Are you the kind of boss who is frequently changing their mind? Here are some examples of inconsistencies that show you might be a difficult leader:
- Your rules differ from employee to employee;
- Similar mistakes attract different disciplinary actions;
- The promotion criteria changes from person to person;
- You make varying suggestions from one meeting to the other;
- There are no standard policies or best practices.
How to fix it: You need to regain your employees' respect and trust in your leadership by creating standard rules, policies, and best practices. Avoid confusing your employees by giving consistent guidance across all meetings. If possible, post a set of rules and regulations in a prominent place in the workplace.
5) You resist change
You may not realize it but by resisting change, you are dooming your business to a stagnant position. Signs that you are resistant to change:
- You don't accommodate new ideas;
- Shooting down any suggestions raised by employees;
- You are comfortable sticking to the way things have always been done;
- Sticking to outdated methods of doing things because you fear change;
- You hire team members who are not innovation-driven and you fear empowering current employees.
How to improve it: Empower your employees by encouraging career development and training. Hire team players who can bring innovative ideas to the table. You also need to acknowledge that change is critical in increasing productivity. Encourage your employees to make suggestions on aspects they feel need a makeover. Also, be open-minded to new ideas and suggestions.
6) You don't respect the employees’ personal time
You make your employees feel they are always on the clock because you may call them to work at any time. If this is a description of you, it is time to change to become a better boss.
- Expecting your employees to work 24/7.
- You assign them additional work 5 minutes to office closing hours.
- You keep calling them to ask about office information during their off-time.
How to change it: Help your employees establish a work-life balance by encouraging them to practice relaxation techniques and self-care. Give them enough time to rest to feel rejuvenated when they get back to work. Respect personal time by refraining from calling them during their off-day. If possible arrange how communications are to be done when the employee is on leave.
7) You are a blamer
Are you the type of person who feels that they are always right and can do no wrong. There is some news for you, your marriage probably will be tough and you might be a difficult boss.
- You point out others as being wrong;
- You never admit when you make a mistake. Instead, you blame it on others;
- Lack of personal accountability.
How to change it: Lead with honesty and integrity. Apologize when you are wrong. Quit pointing fingers when things go the way you want them. Remember you are a team, and the failure of one team member is equal to that of the whole group. If you can, be accountable for the team's failure. Work on how to resolve the matter, instead of dwelling on whose fault it was. Your employees will feel that they are working with you towards the company's goals, instead of just working for you.
If the person described here matches you, you now know you have been a difficult boss. You have killed employees’ morale many times and put the organization at risk of failure. However, don't beat yourself up for it. No one is perfect, and there is still time for you to improve. Use the above tips to change and boost employee engagement. There is so much you can do today to become a better boss. You only need to try harder to keep your employees' and organizations' interests above yours. Within no time, you will be the boss any employee enjoys working with, and you will get admired by other bosses.

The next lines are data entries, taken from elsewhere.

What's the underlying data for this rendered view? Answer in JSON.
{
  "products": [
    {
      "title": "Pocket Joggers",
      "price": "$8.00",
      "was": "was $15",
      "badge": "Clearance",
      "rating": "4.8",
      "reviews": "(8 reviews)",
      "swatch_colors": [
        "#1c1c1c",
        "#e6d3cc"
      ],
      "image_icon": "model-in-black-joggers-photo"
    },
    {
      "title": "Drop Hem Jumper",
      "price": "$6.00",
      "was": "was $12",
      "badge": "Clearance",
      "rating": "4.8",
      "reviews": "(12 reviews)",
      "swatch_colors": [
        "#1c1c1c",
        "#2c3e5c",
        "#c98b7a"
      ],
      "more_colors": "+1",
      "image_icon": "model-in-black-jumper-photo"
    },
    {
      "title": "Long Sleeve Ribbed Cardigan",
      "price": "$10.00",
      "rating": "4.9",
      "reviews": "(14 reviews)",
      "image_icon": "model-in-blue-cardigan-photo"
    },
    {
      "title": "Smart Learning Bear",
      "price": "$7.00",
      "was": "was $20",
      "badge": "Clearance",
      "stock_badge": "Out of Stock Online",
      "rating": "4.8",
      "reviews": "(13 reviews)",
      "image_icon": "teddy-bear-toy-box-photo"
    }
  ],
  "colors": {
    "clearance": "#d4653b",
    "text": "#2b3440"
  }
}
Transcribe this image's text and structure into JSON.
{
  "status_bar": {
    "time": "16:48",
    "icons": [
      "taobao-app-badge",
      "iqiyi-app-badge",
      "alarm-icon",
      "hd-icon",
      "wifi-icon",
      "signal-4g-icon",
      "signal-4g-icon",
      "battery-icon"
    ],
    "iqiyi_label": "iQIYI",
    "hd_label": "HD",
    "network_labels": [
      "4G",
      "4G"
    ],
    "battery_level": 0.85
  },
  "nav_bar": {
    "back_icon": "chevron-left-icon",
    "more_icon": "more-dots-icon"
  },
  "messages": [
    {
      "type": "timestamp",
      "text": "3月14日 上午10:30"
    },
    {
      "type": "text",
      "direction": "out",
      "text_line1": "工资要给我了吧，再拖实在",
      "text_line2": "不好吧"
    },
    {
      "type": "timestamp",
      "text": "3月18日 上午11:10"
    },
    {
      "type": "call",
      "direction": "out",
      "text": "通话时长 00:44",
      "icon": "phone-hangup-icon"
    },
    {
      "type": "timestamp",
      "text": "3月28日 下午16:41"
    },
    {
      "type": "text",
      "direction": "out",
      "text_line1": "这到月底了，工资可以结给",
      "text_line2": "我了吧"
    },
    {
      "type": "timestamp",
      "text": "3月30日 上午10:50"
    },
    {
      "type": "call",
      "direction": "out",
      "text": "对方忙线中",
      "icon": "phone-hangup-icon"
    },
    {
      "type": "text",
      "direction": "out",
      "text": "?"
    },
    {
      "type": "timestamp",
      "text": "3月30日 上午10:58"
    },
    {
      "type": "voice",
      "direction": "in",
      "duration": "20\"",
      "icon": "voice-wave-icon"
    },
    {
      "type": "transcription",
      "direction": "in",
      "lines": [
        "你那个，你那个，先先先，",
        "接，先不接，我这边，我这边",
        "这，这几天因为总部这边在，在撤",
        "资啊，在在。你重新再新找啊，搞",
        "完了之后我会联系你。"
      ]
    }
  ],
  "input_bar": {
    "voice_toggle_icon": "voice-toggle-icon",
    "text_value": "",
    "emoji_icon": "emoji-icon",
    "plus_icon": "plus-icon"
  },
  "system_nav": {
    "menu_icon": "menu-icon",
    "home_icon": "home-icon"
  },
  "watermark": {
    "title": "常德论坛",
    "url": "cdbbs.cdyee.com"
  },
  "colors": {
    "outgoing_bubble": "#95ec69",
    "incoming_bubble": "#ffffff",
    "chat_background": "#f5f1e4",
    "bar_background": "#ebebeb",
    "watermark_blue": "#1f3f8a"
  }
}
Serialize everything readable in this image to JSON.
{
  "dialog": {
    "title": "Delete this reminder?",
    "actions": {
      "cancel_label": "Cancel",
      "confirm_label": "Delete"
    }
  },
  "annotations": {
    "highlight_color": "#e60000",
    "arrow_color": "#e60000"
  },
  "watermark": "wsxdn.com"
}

About the author: Randolph Bunnell is an experienced copywriter and marketing specialist with a deep interest in digital marketing, IT and entrepreneurship. He regularly contributes to various blogs and online magazines. Randolph also has a medical background and runs Skin Answer blog, where he provides descriptions of common diseases and provides tips on how to deal with.